"A left-handed individual was more likely to sustain an amputation both at home and at work. The left-handed were more likely to have a dominant hand amputation than were the right-handed (70% compared with 51%). These data suggest that left-handers have an amputation risk factor 4.9 times greater than that of right-handed people."
These were taken from "Is being left-handed a handicap? The short and useless answer is “yes and no.”"
Maybe they need to add a question to the shop test:
_____ I am left handed. 1) True 2) False
1 is disqualification.
And he has written a book about tansu. A bit more looking showed me that we will have to find the book to really learn much about the joinery and other technical aspects of tansu-making. I looked in the King library to see if we have the book. There are two copies, one stolen, the other possibly not stolen! And since I accidentally searched by keyword rather than title, I also found a video, which we can maybe watch: Kyoto Joinery.
This is a screen-shot I took of the library search. Click on it to see it bigger.
So, then I went back to searching under my original search, "tansu construction." I found lots of stores selling tansu, then an article in Popular Woodworking magazine about how to make a tansu cabinet. Their picture, though, looked like an Americanized version of tansu, less elegant, more like a hybrid of a tansu and some American cabinet. Not interesting.
I think finding the library book and then going from there, would be wise.
Another search I did, while thinking about Martin Puryear, was "Sierra Leone traditional woodworking." Because I've heard so much about Martin Puryear's having learnt a lot of his woodworking skills while in the Peace Corps there. Well, I found nothing except for a strange YouTube video about Sierra Leone craftsmen making furniture with crude tools and no electricity. At any rate, what I want the class to know is, it's probably going to be wise to use your web searching as a means to "find cool stuff", and then you will want to check out books on that cool stuff to get any real information, or to see a proper body of any artist's work.
Hello all: Here is a journal article that may have some good information pertaining to the class, specifically the material itself. I was checking out some of the artists our prof. (Shannon,) mentioned and found some really amazing images and examples of Japanese joinery and carpentry in general. Here is the type of room I would like, of course the floor would have to open up to contain all my art stuff neatly arranged in beautifully crafted boxes. Cabin fever due to rainy weather is no problem either- just take a rest in your custom covered bench and let the rain beat a haiku on the roof. Pick some leaves off the tree and boil them. You may invent a great new wood dye. I love everything about trees! - Squerl
Tuesday, January 27, 2009
you should all have received an invitation to become a blog author.

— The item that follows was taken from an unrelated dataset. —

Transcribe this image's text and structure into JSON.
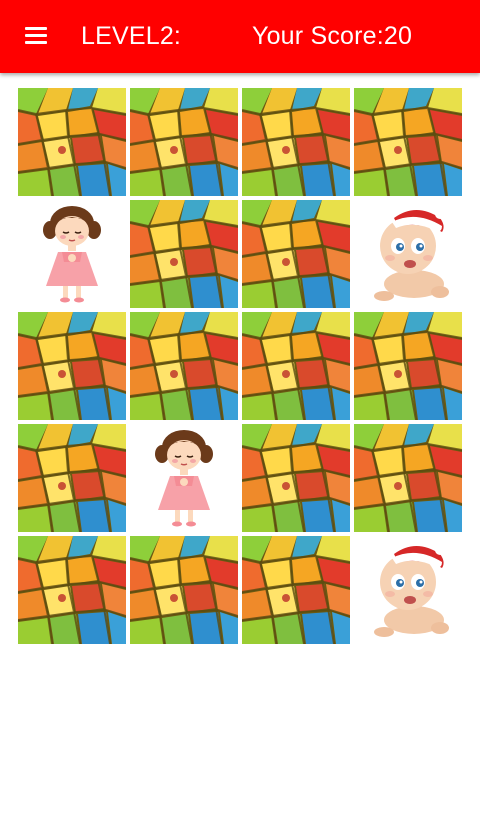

Let's set some guidelines for blog posts here.
First, how to do it: click "New Post" at the top of the page. Write what you want to write, and click on the landscape icon to add pictures. All images must be credited to their source. To add links, highlight a word or phrase and click on the green frog-head-looking icon. Paste the URL into the window that comes up, and the word or phrase will turn into a link.

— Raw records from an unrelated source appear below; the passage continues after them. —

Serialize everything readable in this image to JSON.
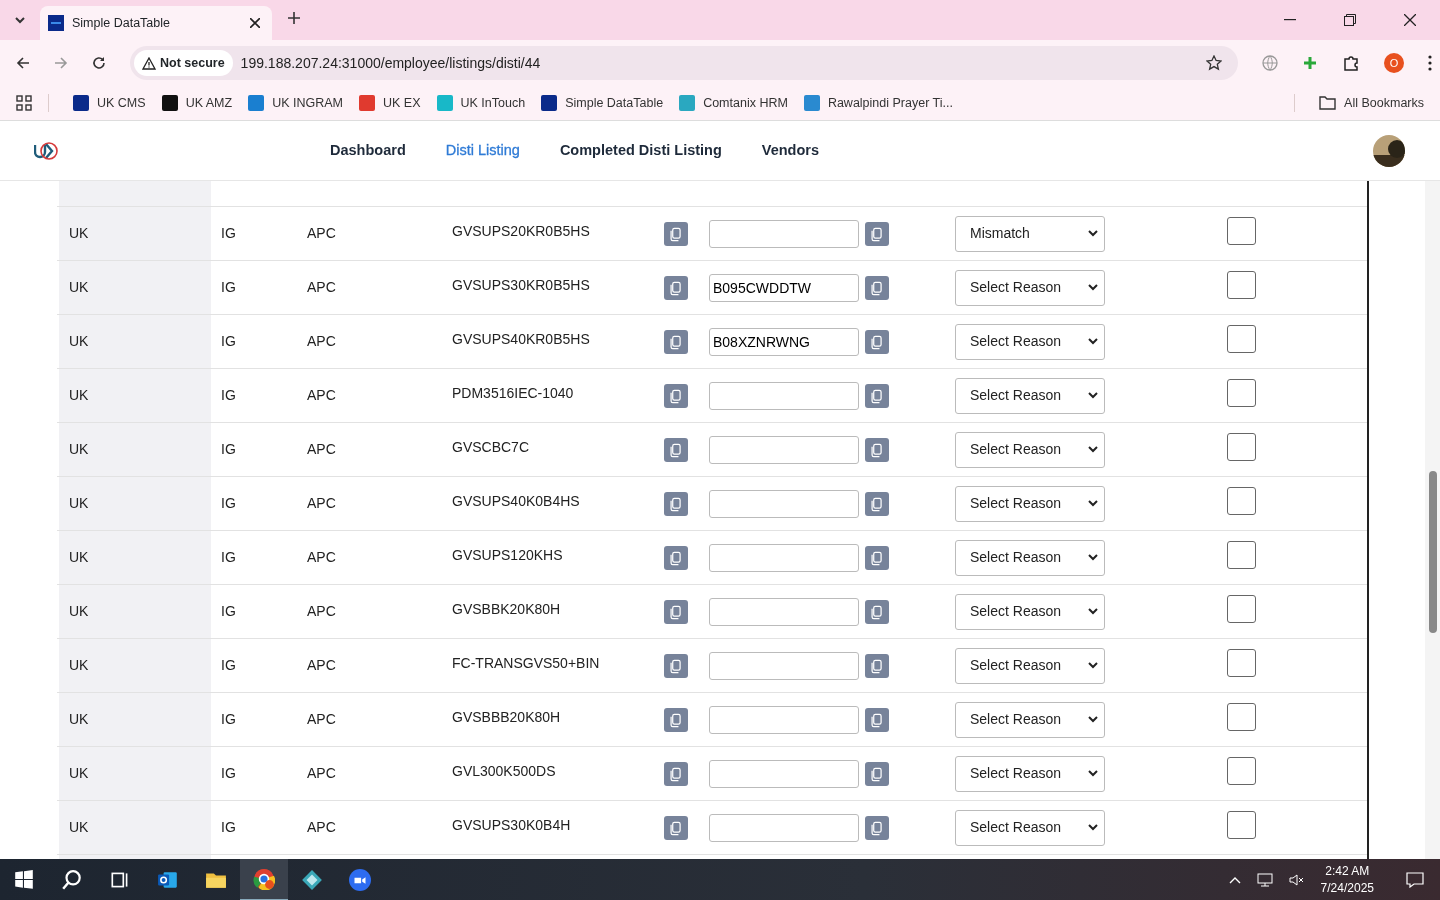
{
  "browser": {
    "tabs": [
      {
        "title": "Simple DataTable",
        "selected": true
      }
    ],
    "address": {
      "security": "Not secure",
      "url": "199.188.207.24:31000/employee/listings/disti/44"
    },
    "bookmarks": [
      {
        "label": "UK CMS",
        "color": "#0a2a8a"
      },
      {
        "label": "UK AMZ",
        "color": "#111111"
      },
      {
        "label": "UK INGRAM",
        "color": "#1a7fd0"
      },
      {
        "label": "UK EX",
        "color": "#e03a2f"
      },
      {
        "label": "UK InTouch",
        "color": "#18b8c8"
      },
      {
        "label": "Simple DataTable",
        "color": "#0a2a8a"
      },
      {
        "label": "Comtanix HRM",
        "color": "#2aa8c0"
      },
      {
        "label": "Rawalpindi Prayer Ti...",
        "color": "#2a8ad0"
      }
    ],
    "all_bookmarks": "All Bookmarks",
    "profile_initial": "O"
  },
  "nav": {
    "items": [
      {
        "label": "Dashboard",
        "selected": false
      },
      {
        "label": "Disti Listing",
        "selected": true
      },
      {
        "label": "Completed Disti Listing",
        "selected": false
      },
      {
        "label": "Vendors",
        "selected": false
      }
    ]
  },
  "rows": [
    {
      "country": "UK",
      "disti": "IG",
      "brand": "APC",
      "sku": "GVSUPS20KR0B5HS",
      "asin": "",
      "reason": "Mismatch",
      "checked": false
    },
    {
      "country": "UK",
      "disti": "IG",
      "brand": "APC",
      "sku": "GVSUPS30KR0B5HS",
      "asin": "B095CWDDTW",
      "reason": "Select Reason",
      "checked": false
    },
    {
      "country": "UK",
      "disti": "IG",
      "brand": "APC",
      "sku": "GVSUPS40KR0B5HS",
      "asin": "B08XZNRWNG",
      "reason": "Select Reason",
      "checked": false
    },
    {
      "country": "UK",
      "disti": "IG",
      "brand": "APC",
      "sku": "PDM3516IEC-1040",
      "asin": "",
      "reason": "Select Reason",
      "checked": false
    },
    {
      "country": "UK",
      "disti": "IG",
      "brand": "APC",
      "sku": "GVSCBC7C",
      "asin": "",
      "reason": "Select Reason",
      "checked": false
    },
    {
      "country": "UK",
      "disti": "IG",
      "brand": "APC",
      "sku": "GVSUPS40K0B4HS",
      "asin": "",
      "reason": "Select Reason",
      "checked": false
    },
    {
      "country": "UK",
      "disti": "IG",
      "brand": "APC",
      "sku": "GVSUPS120KHS",
      "asin": "",
      "reason": "Select Reason",
      "checked": false
    },
    {
      "country": "UK",
      "disti": "IG",
      "brand": "APC",
      "sku": "GVSBBK20K80H",
      "asin": "",
      "reason": "Select Reason",
      "checked": false
    },
    {
      "country": "UK",
      "disti": "IG",
      "brand": "APC",
      "sku": "FC-TRANSGVS50+BIN",
      "asin": "",
      "reason": "Select Reason",
      "checked": false
    },
    {
      "country": "UK",
      "disti": "IG",
      "brand": "APC",
      "sku": "GVSBBB20K80H",
      "asin": "",
      "reason": "Select Reason",
      "checked": false
    },
    {
      "country": "UK",
      "disti": "IG",
      "brand": "APC",
      "sku": "GVL300K500DS",
      "asin": "",
      "reason": "Select Reason",
      "checked": false
    },
    {
      "country": "UK",
      "disti": "IG",
      "brand": "APC",
      "sku": "GVSUPS30K0B4H",
      "asin": "",
      "reason": "Select Reason",
      "checked": false
    }
  ],
  "taskbar": {
    "time": "2:42 AM",
    "date": "7/24/2025"
  }
}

Put your name, or at least your first name, at the end of the blog entry so I don't have to figure out who you are from some wacky gmail name.
Blog etiquette: use professional language as you would if you were writing a paper. So, no text-messaging contractions, no expletives. If you disagree with what someone has said, let's discuss it in class. The blog should not become a forum for arguments. (I'm imagining such an argument in Woodworking class: "Routed mortises are far superior to chiseled mortises!" "No, chiseled is much better!")
Okay, we can discuss the details further in class. Technophiles, feel free to add useful blogging advice for the class at any time.
Sunday, January 25, 2009
Saturday, January 24, 2009
Oliver van den Berg, Cameras (Installation view: "Made in Germany", Kunstverein Hannover) 2007. Courtesy: Kuckei + Kuckei, Berlin.
Of course, if I'm going to show you this I'd better give some lathe demos this semester.